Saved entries

*** Begin section ***

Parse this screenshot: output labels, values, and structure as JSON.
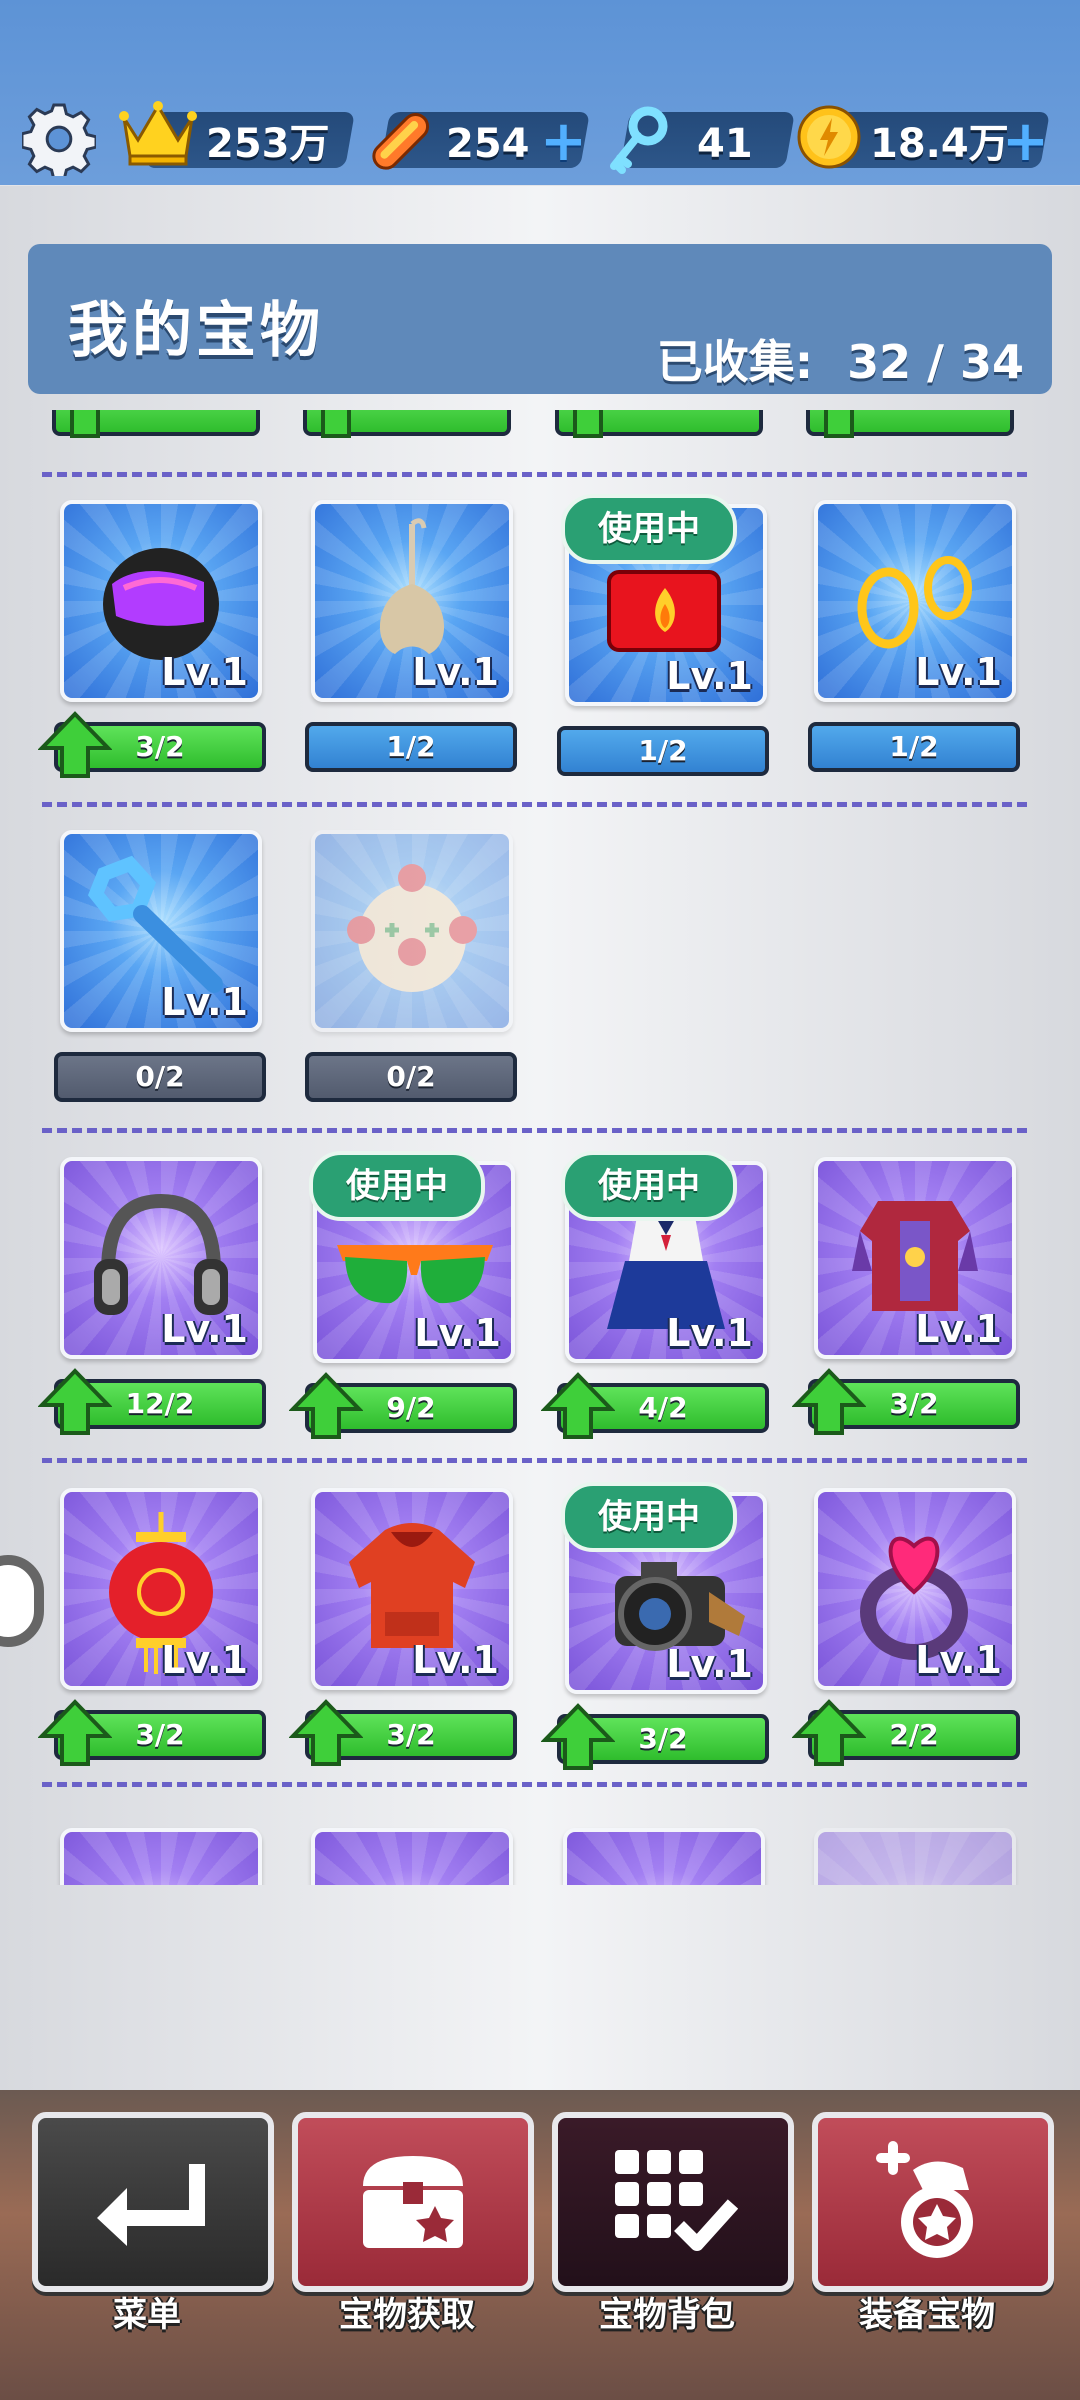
{
  "resources": {
    "crown_value": "253万",
    "board_value": "254",
    "key_value": "41",
    "coin_value": "18.4万",
    "plus": "+"
  },
  "header": {
    "title": "我的宝物",
    "collected_label": "已收集:",
    "collected_value": "32 / 34"
  },
  "badge_in_use": "使用中",
  "level_text": "Lv.1",
  "rows": [
    {
      "items": [
        {
          "name": "helmet-item",
          "icon": "racing-helmet-icon",
          "progress": "3/2",
          "bar": "green",
          "upgrade": true,
          "in_use": false
        },
        {
          "name": "mop-item",
          "icon": "mop-icon",
          "progress": "1/2",
          "bar": "blue",
          "upgrade": false,
          "in_use": false
        },
        {
          "name": "fire-box-item",
          "icon": "fire-box-icon",
          "progress": "1/2",
          "bar": "blue",
          "upgrade": false,
          "in_use": true
        },
        {
          "name": "rings-item",
          "icon": "gold-rings-icon",
          "progress": "1/2",
          "bar": "blue",
          "upgrade": false,
          "in_use": false
        }
      ]
    },
    {
      "items": [
        {
          "name": "windup-key-item",
          "icon": "windup-key-icon",
          "progress": "0/2",
          "bar": "gray",
          "upgrade": false,
          "in_use": false
        },
        {
          "name": "clown-item",
          "icon": "clown-face-icon",
          "progress": "0/2",
          "bar": "gray",
          "upgrade": false,
          "in_use": false,
          "locked": true
        }
      ]
    },
    {
      "items": [
        {
          "name": "headphones-item",
          "icon": "headphones-icon",
          "progress": "12/2",
          "bar": "green",
          "upgrade": true,
          "in_use": false
        },
        {
          "name": "sunglasses-item",
          "icon": "sunglasses-icon",
          "progress": "9/2",
          "bar": "green",
          "upgrade": true,
          "in_use": true
        },
        {
          "name": "school-uniform-item",
          "icon": "sailor-uniform-icon",
          "progress": "4/2",
          "bar": "green",
          "upgrade": true,
          "in_use": true
        },
        {
          "name": "armor-item",
          "icon": "armor-icon",
          "progress": "3/2",
          "bar": "green",
          "upgrade": true,
          "in_use": false
        }
      ]
    },
    {
      "items": [
        {
          "name": "lantern-item",
          "icon": "red-lantern-icon",
          "progress": "3/2",
          "bar": "green",
          "upgrade": true,
          "in_use": false
        },
        {
          "name": "hoodie-item",
          "icon": "hoodie-icon",
          "progress": "3/2",
          "bar": "green",
          "upgrade": true,
          "in_use": false
        },
        {
          "name": "camera-item",
          "icon": "camera-icon",
          "progress": "3/2",
          "bar": "green",
          "upgrade": true,
          "in_use": true
        },
        {
          "name": "heart-ring-item",
          "icon": "heart-ring-icon",
          "progress": "2/2",
          "bar": "green",
          "upgrade": true,
          "in_use": false
        }
      ]
    }
  ],
  "nav": {
    "menu": "菜单",
    "acquire": "宝物获取",
    "backpack": "宝物背包",
    "equip": "装备宝物"
  },
  "colors": {
    "top_bg": "#6b9bd8",
    "header_bg": "#5f89ba",
    "progress_green": "#3fcf3a",
    "progress_blue": "#3d8fdc",
    "progress_gray": "#5c6578",
    "badge_green": "#2aa073",
    "separator": "#6a61c8"
  }
}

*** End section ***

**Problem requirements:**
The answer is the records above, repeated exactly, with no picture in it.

**Solved exercise:**
Parse this screenshot: output labels, values, and structure as JSON.
{
  "resources": {
    "crown_value": "253万",
    "board_value": "254",
    "key_value": "41",
    "coin_value": "18.4万",
    "plus": "+"
  },
  "header": {
    "title": "我的宝物",
    "collected_label": "已收集:",
    "collected_value": "32 / 34"
  },
  "badge_in_use": "使用中",
  "level_text": "Lv.1",
  "rows": [
    {
      "items": [
        {
          "name": "helmet-item",
          "icon": "racing-helmet-icon",
          "progress": "3/2",
          "bar": "green",
          "upgrade": true,
          "in_use": false
        },
        {
          "name": "mop-item",
          "icon": "mop-icon",
          "progress": "1/2",
          "bar": "blue",
          "upgrade": false,
          "in_use": false
        },
        {
          "name": "fire-box-item",
          "icon": "fire-box-icon",
          "progress": "1/2",
          "bar": "blue",
          "upgrade": false,
          "in_use": true
        },
        {
          "name": "rings-item",
          "icon": "gold-rings-icon",
          "progress": "1/2",
          "bar": "blue",
          "upgrade": false,
          "in_use": false
        }
      ]
    },
    {
      "items": [
        {
          "name": "windup-key-item",
          "icon": "windup-key-icon",
          "progress": "0/2",
          "bar": "gray",
          "upgrade": false,
          "in_use": false
        },
        {
          "name": "clown-item",
          "icon": "clown-face-icon",
          "progress": "0/2",
          "bar": "gray",
          "upgrade": false,
          "in_use": false,
          "locked": true
        }
      ]
    },
    {
      "items": [
        {
          "name": "headphones-item",
          "icon": "headphones-icon",
          "progress": "12/2",
          "bar": "green",
          "upgrade": true,
          "in_use": false
        },
        {
          "name": "sunglasses-item",
          "icon": "sunglasses-icon",
          "progress": "9/2",
          "bar": "green",
          "upgrade": true,
          "in_use": true
        },
        {
          "name": "school-uniform-item",
          "icon": "sailor-uniform-icon",
          "progress": "4/2",
          "bar": "green",
          "upgrade": true,
          "in_use": true
        },
        {
          "name": "armor-item",
          "icon": "armor-icon",
          "progress": "3/2",
          "bar": "green",
          "upgrade": true,
          "in_use": false
        }
      ]
    },
    {
      "items": [
        {
          "name": "lantern-item",
          "icon": "red-lantern-icon",
          "progress": "3/2",
          "bar": "green",
          "upgrade": true,
          "in_use": false
        },
        {
          "name": "hoodie-item",
          "icon": "hoodie-icon",
          "progress": "3/2",
          "bar": "green",
          "upgrade": true,
          "in_use": false
        },
        {
          "name": "camera-item",
          "icon": "camera-icon",
          "progress": "3/2",
          "bar": "green",
          "upgrade": true,
          "in_use": true
        },
        {
          "name": "heart-ring-item",
          "icon": "heart-ring-icon",
          "progress": "2/2",
          "bar": "green",
          "upgrade": true,
          "in_use": false
        }
      ]
    }
  ],
  "nav": {
    "menu": "菜单",
    "acquire": "宝物获取",
    "backpack": "宝物背包",
    "equip": "装备宝物"
  },
  "colors": {
    "top_bg": "#6b9bd8",
    "header_bg": "#5f89ba",
    "progress_green": "#3fcf3a",
    "progress_blue": "#3d8fdc",
    "progress_gray": "#5c6578",
    "badge_green": "#2aa073",
    "separator": "#6a61c8"
  }
}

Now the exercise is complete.